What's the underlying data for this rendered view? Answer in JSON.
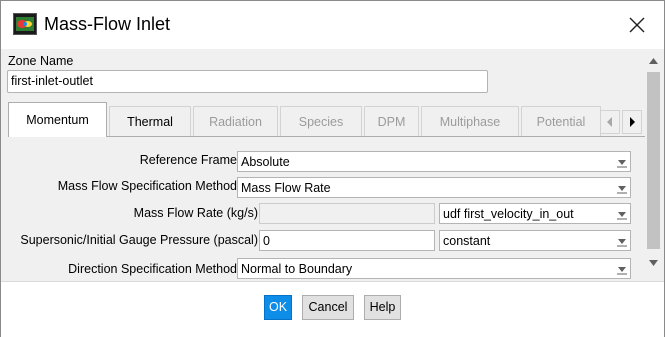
{
  "window": {
    "title": "Mass-Flow Inlet",
    "icon": "fluent-app-icon",
    "close_icon": "close-icon"
  },
  "zone": {
    "label": "Zone Name",
    "value": "first-inlet-outlet"
  },
  "tabs": [
    {
      "label": "Momentum",
      "state": "active"
    },
    {
      "label": "Thermal",
      "state": "enabled"
    },
    {
      "label": "Radiation",
      "state": "disabled"
    },
    {
      "label": "Species",
      "state": "disabled"
    },
    {
      "label": "DPM",
      "state": "disabled"
    },
    {
      "label": "Multiphase",
      "state": "disabled"
    },
    {
      "label": "Potential",
      "state": "disabled"
    }
  ],
  "momentum": {
    "reference_frame": {
      "label": "Reference Frame",
      "value": "Absolute"
    },
    "mass_flow_spec_method": {
      "label": "Mass Flow Specification Method",
      "value": "Mass Flow Rate"
    },
    "mass_flow_rate": {
      "label": "Mass Flow Rate (kg/s)",
      "value": "",
      "profile": "udf first_velocity_in_out"
    },
    "gauge_pressure": {
      "label": "Supersonic/Initial Gauge Pressure (pascal)",
      "value": "0",
      "profile": "constant"
    },
    "direction_spec_method": {
      "label": "Direction Specification Method",
      "value": "Normal to Boundary"
    }
  },
  "buttons": {
    "ok": "OK",
    "cancel": "Cancel",
    "help": "Help"
  },
  "colors": {
    "ok_button": "#0e8de8",
    "panel_background": "#f0f0f0",
    "disabled_text": "#9b9b9b"
  }
}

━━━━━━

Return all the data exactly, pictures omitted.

> _Reply to the task_:
What's the underlying data for this rendered view? Answer in JSON.
{
  "window": {
    "title": "Mass-Flow Inlet",
    "icon": "fluent-app-icon",
    "close_icon": "close-icon"
  },
  "zone": {
    "label": "Zone Name",
    "value": "first-inlet-outlet"
  },
  "tabs": [
    {
      "label": "Momentum",
      "state": "active"
    },
    {
      "label": "Thermal",
      "state": "enabled"
    },
    {
      "label": "Radiation",
      "state": "disabled"
    },
    {
      "label": "Species",
      "state": "disabled"
    },
    {
      "label": "DPM",
      "state": "disabled"
    },
    {
      "label": "Multiphase",
      "state": "disabled"
    },
    {
      "label": "Potential",
      "state": "disabled"
    }
  ],
  "momentum": {
    "reference_frame": {
      "label": "Reference Frame",
      "value": "Absolute"
    },
    "mass_flow_spec_method": {
      "label": "Mass Flow Specification Method",
      "value": "Mass Flow Rate"
    },
    "mass_flow_rate": {
      "label": "Mass Flow Rate (kg/s)",
      "value": "",
      "profile": "udf first_velocity_in_out"
    },
    "gauge_pressure": {
      "label": "Supersonic/Initial Gauge Pressure (pascal)",
      "value": "0",
      "profile": "constant"
    },
    "direction_spec_method": {
      "label": "Direction Specification Method",
      "value": "Normal to Boundary"
    }
  },
  "buttons": {
    "ok": "OK",
    "cancel": "Cancel",
    "help": "Help"
  },
  "colors": {
    "ok_button": "#0e8de8",
    "panel_background": "#f0f0f0",
    "disabled_text": "#9b9b9b"
  }
}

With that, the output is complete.